A conversation with John Kaag and Jennifer Ratner-Rosenhagen on Nietzsche, philosophy, and life.
The news about Nietzsche, as you may have heard, is that the nastiest old name in German philosophy doesn’t scare us anymore. His most famous shout, that “God is dead,” reads now like showmanship from a minister’s kid. God, in any event, had the last word at Nietzsche’s madhouse death in the year 1900. Nietzsche had lived in Bismarck’s Germany, when Hitler was unimaginable. Even then he’d been an anti-nationalist, an enemy of anti-Semitism. Nietzsche had the aphoristic wit of Oscar Wilde, but said his soul-mate among thinkers was the self-reliant American sage Ralph Waldo Emerson.

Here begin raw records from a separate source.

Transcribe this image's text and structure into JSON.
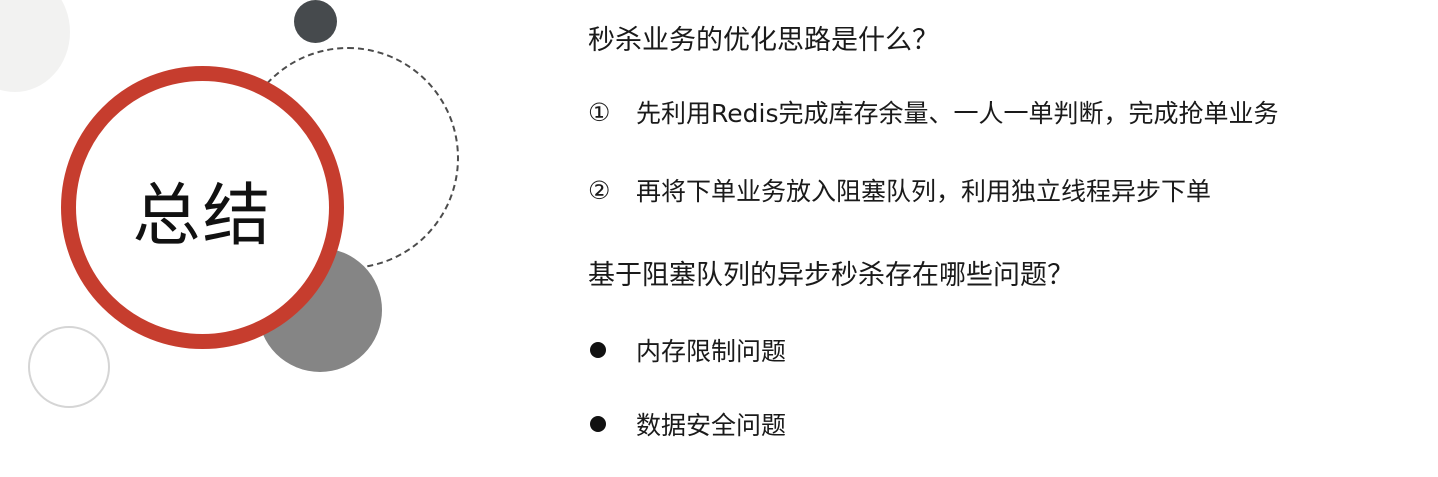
{
  "slide": {
    "title": "总结",
    "section1": {
      "question": "秒杀业务的优化思路是什么？",
      "items": [
        {
          "marker": "①",
          "text": "先利用Redis完成库存余量、一人一单判断，完成抢单业务"
        },
        {
          "marker": "②",
          "text": "再将下单业务放入阻塞队列，利用独立线程异步下单"
        }
      ]
    },
    "section2": {
      "question": "基于阻塞队列的异步秒杀存在哪些问题？",
      "items": [
        {
          "text": "内存限制问题"
        },
        {
          "text": "数据安全问题"
        }
      ]
    }
  },
  "colors": {
    "accent_red": "#c63d2e",
    "dark_gray": "#464a4d",
    "mid_gray": "#858585"
  }
}
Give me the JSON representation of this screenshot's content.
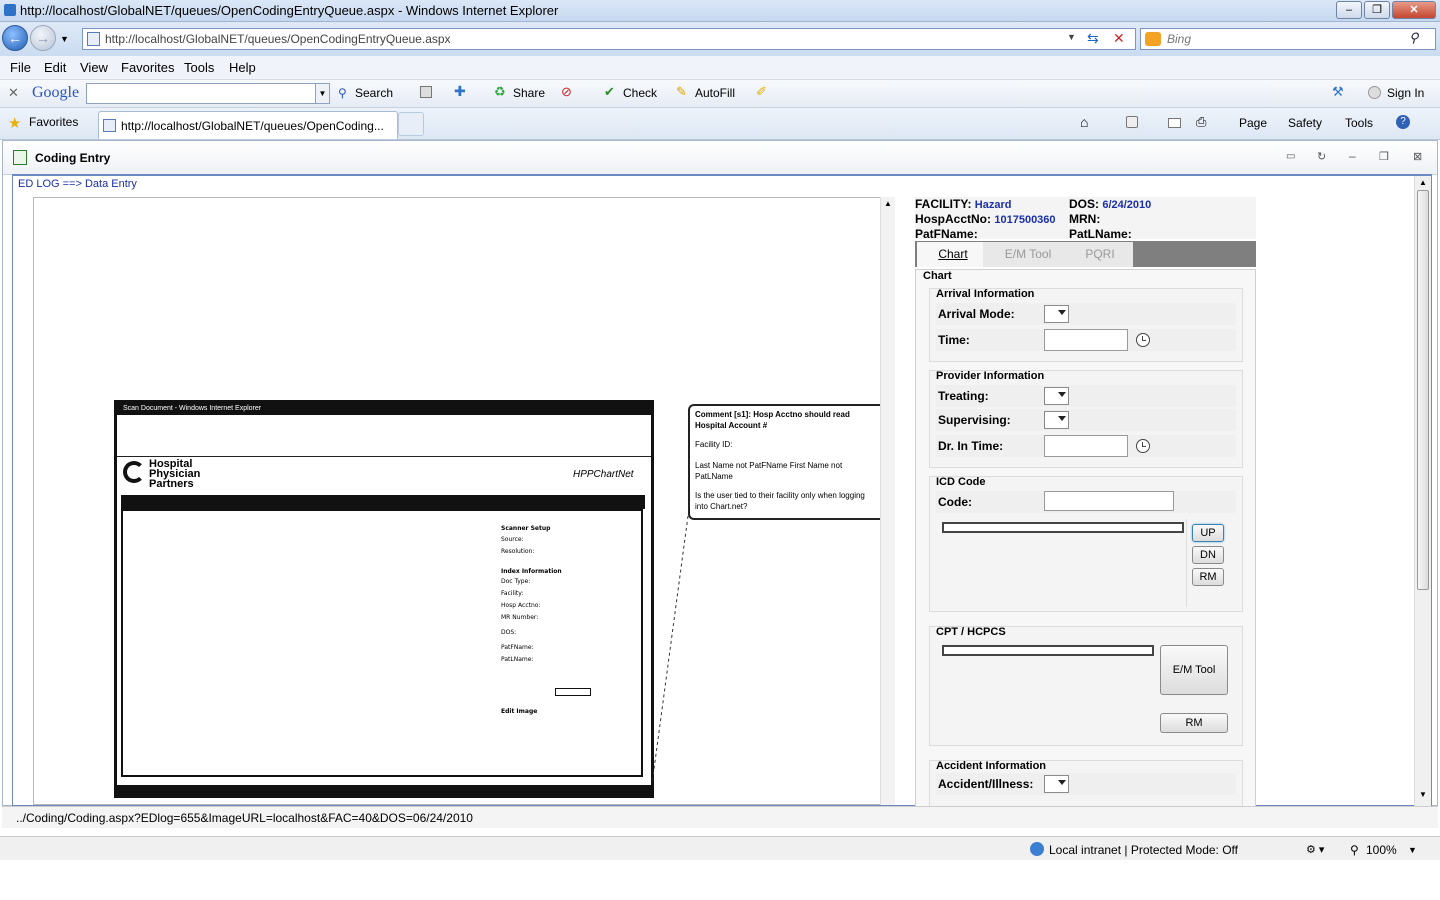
{
  "window": {
    "title": "http://localhost/GlobalNET/queues/OpenCodingEntryQueue.aspx - Windows Internet Explorer",
    "address": "http://localhost/GlobalNET/queues/OpenCodingEntryQueue.aspx",
    "search_placeholder": "Bing"
  },
  "menu": [
    "File",
    "Edit",
    "View",
    "Favorites",
    "Tools",
    "Help"
  ],
  "google_bar": {
    "logo": "Google",
    "search": "Search",
    "share": "Share",
    "check": "Check",
    "autofill": "AutoFill",
    "signin": "Sign In"
  },
  "favorites_bar": {
    "favorites": "Favorites",
    "tab_title": "http://localhost/GlobalNET/queues/OpenCoding...",
    "page": "Page",
    "safety": "Safety",
    "tools": "Tools"
  },
  "portlet": {
    "title": "Coding Entry",
    "breadcrumb": "ED LOG ==> Data Entry"
  },
  "scan": {
    "title": "Scan Document - Windows Internet Explorer",
    "brand": "Hospital Physician Partners",
    "app": "HPPChartNet",
    "labels": [
      "Scanner Setup",
      "Source:",
      "Resolution:",
      "Index Information",
      "Doc Type:",
      "Facility:",
      "Hosp Acctno:",
      "MR Number:",
      "DOS:",
      "PatFName:",
      "PatLName:",
      "Edit Image"
    ],
    "comment": "Comment [s1]: Hosp Acctno should read Hospital Account #",
    "comment2": "Facility ID:",
    "comment3": "Last Name not PatFName First Name not PatLName",
    "comment4": "Is the user tied to their facility only when logging into Chart.net?"
  },
  "header": {
    "facility_label": "FACILITY:",
    "facility_value": "Hazard",
    "dos_label": "DOS:",
    "dos_value": "6/24/2010",
    "acct_label": "HospAcctNo:",
    "acct_value": "1017500360",
    "mrn_label": "MRN:",
    "patf_label": "PatFName:",
    "patl_label": "PatLName:"
  },
  "tabs": [
    "Chart",
    "E/M Tool",
    "PQRI"
  ],
  "chart": {
    "title": "Chart",
    "arrival": {
      "title": "Arrival Information",
      "mode": "Arrival Mode:",
      "time": "Time:"
    },
    "provider": {
      "title": "Provider Information",
      "treating": "Treating:",
      "supervising": "Supervising:",
      "drtime": "Dr. In Time:"
    },
    "icd": {
      "title": "ICD Code",
      "code": "Code:",
      "up": "UP",
      "dn": "DN",
      "rm": "RM"
    },
    "cpt": {
      "title": "CPT / HCPCS",
      "em": "E/M Tool",
      "rm": "RM"
    },
    "accident": {
      "title": "Accident Information",
      "illness": "Accident/Illness:"
    }
  },
  "url_status": "../Coding/Coding.aspx?EDlog=655&ImageURL=localhost&FAC=40&DOS=06/24/2010",
  "status": {
    "zone": "Local intranet | Protected Mode: Off",
    "zoom": "100%"
  }
}
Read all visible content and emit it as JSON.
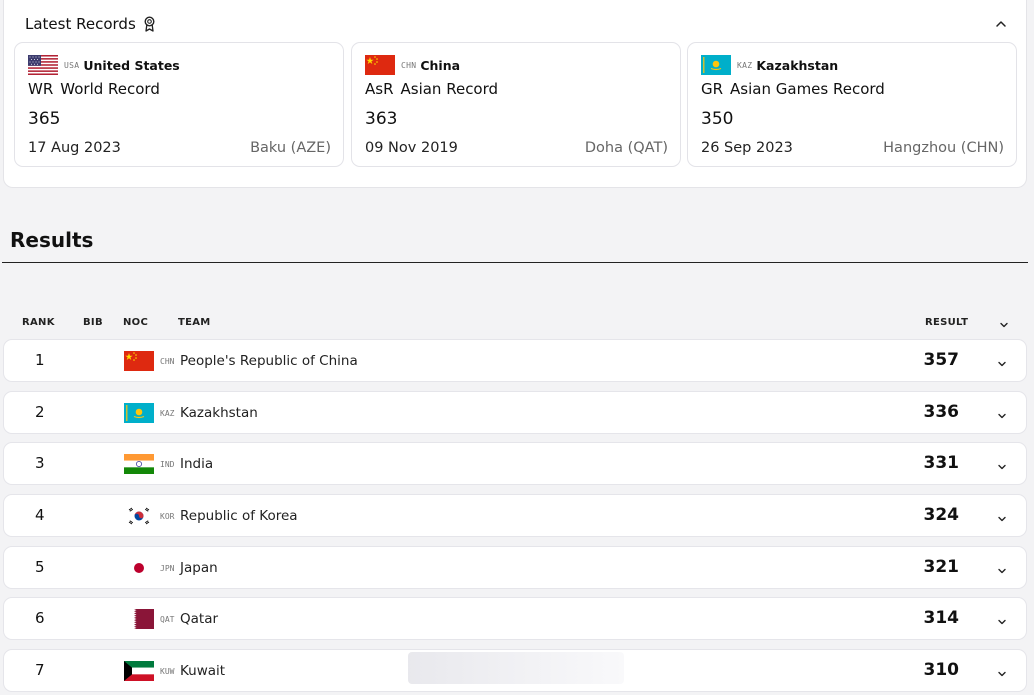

We are back to college this hour with the late lunatic, ever the scariest iconoclast on campus, the now detoxified German philosopher with the bird’s-nest mustache, Friedrich Nietzsche. Among thinkers he was an incomparable phrase-maker, who declared the death of God, the eternal return and the Will to Power. The job in life, he thought, was to add style to one’s character, and he did it: the trick was “to say in ten sentences what everyone else says in a book—what everyone else does not say in a book,” and he mastered it. We feel several impulses here: One, to hear what draws college students to philosophy in the anxious atmosphere of 2019; Two, we wanted to hike through the Alps with Nietzsche alongside John Kaag, the American philosopher who took us through our own Emerson and Thoreau trails not so long ago. And Three, we were drawn by the fresh attention to Friedrich Nietzsche, who used to seem too cool for school, too funny, reckless, outrageous for polite company.